Smith is not a game-changer, that's not the argument here. He's not J.D. Martinez, a much bigger name and better player. Martinez would also fit the Phillies as a one-year option, and they'd likely be interested in keeping him around longer if they could acquire him. But any trade with the Tigers for Martinez wouldn't be nearly as painless for the Phils as acquiring Smith. 

So perhaps more than other available outfielders, Smith would be an offensive upgrade and a player who fits the Phillies' goal of improving without stunting a top prospect's growth.

Connor McDavid, Oilers' speed, skill present Flyers with 'real good challenge'

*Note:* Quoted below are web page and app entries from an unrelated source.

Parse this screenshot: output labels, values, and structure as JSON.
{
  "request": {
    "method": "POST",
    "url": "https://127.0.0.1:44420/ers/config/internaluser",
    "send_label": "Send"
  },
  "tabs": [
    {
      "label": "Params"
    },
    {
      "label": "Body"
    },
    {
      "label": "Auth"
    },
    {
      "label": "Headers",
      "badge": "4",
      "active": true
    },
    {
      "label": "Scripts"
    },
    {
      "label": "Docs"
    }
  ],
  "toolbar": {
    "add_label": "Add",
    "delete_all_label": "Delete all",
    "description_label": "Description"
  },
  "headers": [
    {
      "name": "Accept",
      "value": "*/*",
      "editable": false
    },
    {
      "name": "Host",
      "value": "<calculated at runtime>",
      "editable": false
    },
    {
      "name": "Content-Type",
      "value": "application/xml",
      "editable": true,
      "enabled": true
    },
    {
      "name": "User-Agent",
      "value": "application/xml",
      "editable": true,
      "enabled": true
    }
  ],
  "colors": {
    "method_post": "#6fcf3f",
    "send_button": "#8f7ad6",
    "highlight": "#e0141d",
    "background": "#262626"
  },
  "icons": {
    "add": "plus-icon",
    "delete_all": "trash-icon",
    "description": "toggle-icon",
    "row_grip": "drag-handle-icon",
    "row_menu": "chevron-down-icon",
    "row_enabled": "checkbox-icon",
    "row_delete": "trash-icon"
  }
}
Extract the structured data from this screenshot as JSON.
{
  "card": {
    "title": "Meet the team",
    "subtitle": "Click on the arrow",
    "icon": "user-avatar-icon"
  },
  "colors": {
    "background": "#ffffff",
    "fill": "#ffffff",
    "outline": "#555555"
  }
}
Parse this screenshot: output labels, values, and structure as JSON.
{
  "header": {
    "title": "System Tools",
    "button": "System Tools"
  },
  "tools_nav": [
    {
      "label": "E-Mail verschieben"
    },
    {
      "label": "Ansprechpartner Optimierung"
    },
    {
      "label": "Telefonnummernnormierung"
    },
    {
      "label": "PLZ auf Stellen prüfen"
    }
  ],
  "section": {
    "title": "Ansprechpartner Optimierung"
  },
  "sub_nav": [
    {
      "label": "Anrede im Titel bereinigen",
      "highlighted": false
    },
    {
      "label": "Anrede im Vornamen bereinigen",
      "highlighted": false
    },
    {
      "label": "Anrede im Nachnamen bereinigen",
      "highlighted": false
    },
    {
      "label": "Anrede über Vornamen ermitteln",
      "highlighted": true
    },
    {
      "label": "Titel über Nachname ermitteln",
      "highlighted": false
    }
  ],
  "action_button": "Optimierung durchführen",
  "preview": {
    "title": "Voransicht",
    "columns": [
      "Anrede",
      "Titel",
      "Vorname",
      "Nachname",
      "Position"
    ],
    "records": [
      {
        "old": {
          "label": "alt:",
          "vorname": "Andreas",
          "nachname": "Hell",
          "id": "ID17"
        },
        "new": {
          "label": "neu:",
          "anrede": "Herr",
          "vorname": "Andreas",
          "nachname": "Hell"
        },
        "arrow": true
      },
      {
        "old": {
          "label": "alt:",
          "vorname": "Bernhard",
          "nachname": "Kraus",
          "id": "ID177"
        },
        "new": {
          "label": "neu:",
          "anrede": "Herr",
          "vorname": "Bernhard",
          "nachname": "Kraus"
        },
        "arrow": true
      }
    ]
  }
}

Connor McDavid, Oilers' speed, skill present Flyers with 'real good challenge'

VOORHEES, N.J. — They are among the very best – and highest scoring — lines in the NHL this season.
 
And they’re gunning for the Flyers on Thursday night at the Wells Fargo Center.
 
Connor McDavid’s unit with Milan Lucic and Leon Draisaitl have a combined 30 goals and 78 points worth of offense. 
 
Among them, the lightning quick McDavid leads the NHL with 36 points. All 11 of his goals are even strength. 
 
He doesn’t have a single power-play goal, but is tied for the league lead with several players, including Claude Giroux, with 10 power-play assists.
 
You can expect to see Pierre-Edouard Bellemare’s unit with Chris VandeVelde and Dale Weise against this line with defenseman Ivan Provorov drawing McDavid for the first time this season.
 
“Speed and skill that Edmonton has up front presents a real good challenge for our team,” Flyers coach Dave Hakstol said. “We have to be better with the puck tomorrow. 
 
“We didn’t do enough when we had the puck. Gave it up a little too easily and because of that, you end up playing defense a lot of the night and that’s what happened last night to us.”
 
Bellemare, who had his share of forward battles with Jaromir Jagr in Tuesday, likes to analyze the matchups against McDavid.
 
“He’s one of the best players in the world,” Bellemare said of the 19-year-old McDavid. “It’s tough not to be excited when playing against a guy who plays like this. He competes every second he is on the ice. That line is an impressive line.”
 
The Flyers better have some bad, choppy ice to slow McDavid down. Edmonton has some of the fastest ice in the league and the Oilers use it to their full advantage. 
 
Asked of McDavid’s tendencies, Bellemare said, “Is that a tendency? To be super fast?”
 
Yes it is. 
 
“When you play against them, he is a kid who is freaky fast right from the start,” Bellemare said. “Against that line, you saw [against Buffalo] that everyone knows how fast he is and he still had two breakaways.”
 
Which means the Flyers need to watch their turnovers, especially in the neutral zone where McDavid can go 60 feet in a flash.
 
“Even blue line to the top of the circle, you can’t turn the puck over,” Bellemare said. “Or he’s gone. This is a tendency we have to be careful of. All of the ice, you can’t give him any time or space. The less time you give him, the bigger chance you have to frustrate a player like this.”
 
Bellemare did some talking with Jagr a couple times in Tuesday’s game. So did Provorov. Bellemare says it helps to add psychology to the mix.
 
“You try to be in his face,” Bellemare said. “If you can win that battle against that line and our first line can win the battle against their fourth line, then it’s a win-win situation. I was trying to be in [Jagr’s] face.”
 
Jagr actually got angrier at Provorov and it showed with his hooking calls. But when Bellemare and Jagr went into the corner, Jagr got testy with his stick there as well.
 
“He was trying to give it to me a little harder,” Bellemare said. “Exactly what I need. If he is less focused on the puck, then maybe I have a chance to win that puck.”
 
McDavid’s focus will be solely on the puck.
 
“McDavid has been playing some pretty good hockey,” Flyers captain Claude Giroux said. “They’re a high-tempo team. A smart team. We’ve got to be ready.”
 
Loose pucks
Boyd Gordon came off long term injured reserve onto the active roster to give the Flyers 13 forwards. In doing that, Matt Read (oblique pull) went on injured reserve. … Defenseman Michael Del Zotto will sit against the Oilers while Radko Gudas returns from an illness. Gudas will be paired with Mark Streit, as Ivan Provorov remains with Andrew MacDonald for now. … Steve Mason, who did not practice Wednesday, will start in goal.